WHAT YOU HAVE TO DO:
The data follows. Retype every entry exactly.

################

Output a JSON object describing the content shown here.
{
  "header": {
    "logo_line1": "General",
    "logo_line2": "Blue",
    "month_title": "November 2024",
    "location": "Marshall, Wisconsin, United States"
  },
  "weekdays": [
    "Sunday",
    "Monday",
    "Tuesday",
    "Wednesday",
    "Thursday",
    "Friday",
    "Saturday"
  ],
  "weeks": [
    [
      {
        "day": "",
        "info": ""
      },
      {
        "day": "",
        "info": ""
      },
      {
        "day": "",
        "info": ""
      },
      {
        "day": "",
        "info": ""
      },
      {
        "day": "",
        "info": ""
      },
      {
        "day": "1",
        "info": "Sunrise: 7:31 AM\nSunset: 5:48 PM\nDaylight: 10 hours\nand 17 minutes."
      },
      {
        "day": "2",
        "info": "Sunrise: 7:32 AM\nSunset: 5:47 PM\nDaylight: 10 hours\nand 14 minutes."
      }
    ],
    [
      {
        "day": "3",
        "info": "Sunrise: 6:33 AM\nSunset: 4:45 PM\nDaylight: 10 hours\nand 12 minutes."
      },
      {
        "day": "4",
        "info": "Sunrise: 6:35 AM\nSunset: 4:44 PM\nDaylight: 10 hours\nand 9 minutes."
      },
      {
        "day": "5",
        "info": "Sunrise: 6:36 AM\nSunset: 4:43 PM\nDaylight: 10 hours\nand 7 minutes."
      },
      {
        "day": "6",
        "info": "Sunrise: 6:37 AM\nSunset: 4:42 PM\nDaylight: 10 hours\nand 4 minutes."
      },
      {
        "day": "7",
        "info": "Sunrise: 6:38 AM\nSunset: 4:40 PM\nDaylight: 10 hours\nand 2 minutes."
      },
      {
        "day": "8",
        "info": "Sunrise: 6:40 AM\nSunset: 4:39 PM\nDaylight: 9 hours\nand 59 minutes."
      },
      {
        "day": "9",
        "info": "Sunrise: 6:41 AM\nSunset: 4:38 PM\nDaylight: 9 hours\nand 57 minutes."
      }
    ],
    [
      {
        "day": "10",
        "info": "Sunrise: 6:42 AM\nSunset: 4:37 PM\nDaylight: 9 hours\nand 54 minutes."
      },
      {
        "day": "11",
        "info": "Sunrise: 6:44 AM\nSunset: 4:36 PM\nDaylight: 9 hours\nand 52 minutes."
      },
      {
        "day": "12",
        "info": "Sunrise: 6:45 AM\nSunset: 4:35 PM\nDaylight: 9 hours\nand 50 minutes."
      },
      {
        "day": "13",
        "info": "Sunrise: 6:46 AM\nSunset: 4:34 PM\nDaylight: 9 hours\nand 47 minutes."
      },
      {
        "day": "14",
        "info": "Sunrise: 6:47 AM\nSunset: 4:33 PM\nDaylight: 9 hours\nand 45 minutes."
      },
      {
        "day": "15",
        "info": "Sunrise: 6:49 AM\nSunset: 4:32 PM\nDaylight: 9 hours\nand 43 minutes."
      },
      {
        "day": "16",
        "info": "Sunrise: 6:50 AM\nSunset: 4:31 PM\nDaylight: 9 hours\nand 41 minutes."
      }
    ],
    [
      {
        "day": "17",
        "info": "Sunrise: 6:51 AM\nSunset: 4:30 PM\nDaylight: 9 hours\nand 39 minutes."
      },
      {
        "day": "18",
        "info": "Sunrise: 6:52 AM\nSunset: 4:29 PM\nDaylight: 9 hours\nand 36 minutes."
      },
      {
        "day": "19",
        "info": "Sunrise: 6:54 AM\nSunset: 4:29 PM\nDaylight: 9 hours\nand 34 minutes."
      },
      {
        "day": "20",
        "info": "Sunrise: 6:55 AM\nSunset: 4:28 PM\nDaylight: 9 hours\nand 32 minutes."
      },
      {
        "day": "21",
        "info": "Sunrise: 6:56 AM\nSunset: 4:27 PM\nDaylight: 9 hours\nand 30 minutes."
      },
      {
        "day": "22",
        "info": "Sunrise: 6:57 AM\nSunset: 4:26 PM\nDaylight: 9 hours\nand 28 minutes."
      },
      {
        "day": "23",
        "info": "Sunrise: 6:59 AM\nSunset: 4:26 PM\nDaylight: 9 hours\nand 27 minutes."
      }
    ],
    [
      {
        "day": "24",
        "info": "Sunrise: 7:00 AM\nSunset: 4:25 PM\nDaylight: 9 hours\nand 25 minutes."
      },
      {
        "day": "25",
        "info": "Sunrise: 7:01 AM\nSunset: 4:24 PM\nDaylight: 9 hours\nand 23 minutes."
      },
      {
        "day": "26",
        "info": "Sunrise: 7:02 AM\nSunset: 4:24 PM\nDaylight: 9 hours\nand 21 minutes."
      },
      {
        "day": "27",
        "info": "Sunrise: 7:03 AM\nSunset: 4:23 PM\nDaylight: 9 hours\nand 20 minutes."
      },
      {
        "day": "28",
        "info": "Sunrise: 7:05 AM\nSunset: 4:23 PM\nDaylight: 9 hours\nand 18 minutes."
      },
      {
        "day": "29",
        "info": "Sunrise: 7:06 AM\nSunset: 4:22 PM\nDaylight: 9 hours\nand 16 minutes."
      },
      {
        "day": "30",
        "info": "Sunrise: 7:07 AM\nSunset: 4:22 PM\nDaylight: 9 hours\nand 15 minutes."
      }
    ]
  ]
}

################

RESULT OF THIS TASK:
Output a JSON object describing the content shown here.
{
  "header": {
    "logo_line1": "General",
    "logo_line2": "Blue",
    "month_title": "November 2024",
    "location": "Marshall, Wisconsin, United States"
  },
  "weekdays": [
    "Sunday",
    "Monday",
    "Tuesday",
    "Wednesday",
    "Thursday",
    "Friday",
    "Saturday"
  ],
  "weeks": [
    [
      {
        "day": "",
        "info": ""
      },
      {
        "day": "",
        "info": ""
      },
      {
        "day": "",
        "info": ""
      },
      {
        "day": "",
        "info": ""
      },
      {
        "day": "",
        "info": ""
      },
      {
        "day": "1",
        "info": "Sunrise: 7:31 AM\nSunset: 5:48 PM\nDaylight: 10 hours\nand 17 minutes."
      },
      {
        "day": "2",
        "info": "Sunrise: 7:32 AM\nSunset: 5:47 PM\nDaylight: 10 hours\nand 14 minutes."
      }
    ],
    [
      {
        "day": "3",
        "info": "Sunrise: 6:33 AM\nSunset: 4:45 PM\nDaylight: 10 hours\nand 12 minutes."
      },
      {
        "day": "4",
        "info": "Sunrise: 6:35 AM\nSunset: 4:44 PM\nDaylight: 10 hours\nand 9 minutes."
      },
      {
        "day": "5",
        "info": "Sunrise: 6:36 AM\nSunset: 4:43 PM\nDaylight: 10 hours\nand 7 minutes."
      },
      {
        "day": "6",
        "info": "Sunrise: 6:37 AM\nSunset: 4:42 PM\nDaylight: 10 hours\nand 4 minutes."
      },
      {
        "day": "7",
        "info": "Sunrise: 6:38 AM\nSunset: 4:40 PM\nDaylight: 10 hours\nand 2 minutes."
      },
      {
        "day": "8",
        "info": "Sunrise: 6:40 AM\nSunset: 4:39 PM\nDaylight: 9 hours\nand 59 minutes."
      },
      {
        "day": "9",
        "info": "Sunrise: 6:41 AM\nSunset: 4:38 PM\nDaylight: 9 hours\nand 57 minutes."
      }
    ],
    [
      {
        "day": "10",
        "info": "Sunrise: 6:42 AM\nSunset: 4:37 PM\nDaylight: 9 hours\nand 54 minutes."
      },
      {
        "day": "11",
        "info": "Sunrise: 6:44 AM\nSunset: 4:36 PM\nDaylight: 9 hours\nand 52 minutes."
      },
      {
        "day": "12",
        "info": "Sunrise: 6:45 AM\nSunset: 4:35 PM\nDaylight: 9 hours\nand 50 minutes."
      },
      {
        "day": "13",
        "info": "Sunrise: 6:46 AM\nSunset: 4:34 PM\nDaylight: 9 hours\nand 47 minutes."
      },
      {
        "day": "14",
        "info": "Sunrise: 6:47 AM\nSunset: 4:33 PM\nDaylight: 9 hours\nand 45 minutes."
      },
      {
        "day": "15",
        "info": "Sunrise: 6:49 AM\nSunset: 4:32 PM\nDaylight: 9 hours\nand 43 minutes."
      },
      {
        "day": "16",
        "info": "Sunrise: 6:50 AM\nSunset: 4:31 PM\nDaylight: 9 hours\nand 41 minutes."
      }
    ],
    [
      {
        "day": "17",
        "info": "Sunrise: 6:51 AM\nSunset: 4:30 PM\nDaylight: 9 hours\nand 39 minutes."
      },
      {
        "day": "18",
        "info": "Sunrise: 6:52 AM\nSunset: 4:29 PM\nDaylight: 9 hours\nand 36 minutes."
      },
      {
        "day": "19",
        "info": "Sunrise: 6:54 AM\nSunset: 4:29 PM\nDaylight: 9 hours\nand 34 minutes."
      },
      {
        "day": "20",
        "info": "Sunrise: 6:55 AM\nSunset: 4:28 PM\nDaylight: 9 hours\nand 32 minutes."
      },
      {
        "day": "21",
        "info": "Sunrise: 6:56 AM\nSunset: 4:27 PM\nDaylight: 9 hours\nand 30 minutes."
      },
      {
        "day": "22",
        "info": "Sunrise: 6:57 AM\nSunset: 4:26 PM\nDaylight: 9 hours\nand 28 minutes."
      },
      {
        "day": "23",
        "info": "Sunrise: 6:59 AM\nSunset: 4:26 PM\nDaylight: 9 hours\nand 27 minutes."
      }
    ],
    [
      {
        "day": "24",
        "info": "Sunrise: 7:00 AM\nSunset: 4:25 PM\nDaylight: 9 hours\nand 25 minutes."
      },
      {
        "day": "25",
        "info": "Sunrise: 7:01 AM\nSunset: 4:24 PM\nDaylight: 9 hours\nand 23 minutes."
      },
      {
        "day": "26",
        "info": "Sunrise: 7:02 AM\nSunset: 4:24 PM\nDaylight: 9 hours\nand 21 minutes."
      },
      {
        "day": "27",
        "info": "Sunrise: 7:03 AM\nSunset: 4:23 PM\nDaylight: 9 hours\nand 20 minutes."
      },
      {
        "day": "28",
        "info": "Sunrise: 7:05 AM\nSunset: 4:23 PM\nDaylight: 9 hours\nand 18 minutes."
      },
      {
        "day": "29",
        "info": "Sunrise: 7:06 AM\nSunset: 4:22 PM\nDaylight: 9 hours\nand 16 minutes."
      },
      {
        "day": "30",
        "info": "Sunrise: 7:07 AM\nSunset: 4:22 PM\nDaylight: 9 hours\nand 15 minutes."
      }
    ]
  ]
}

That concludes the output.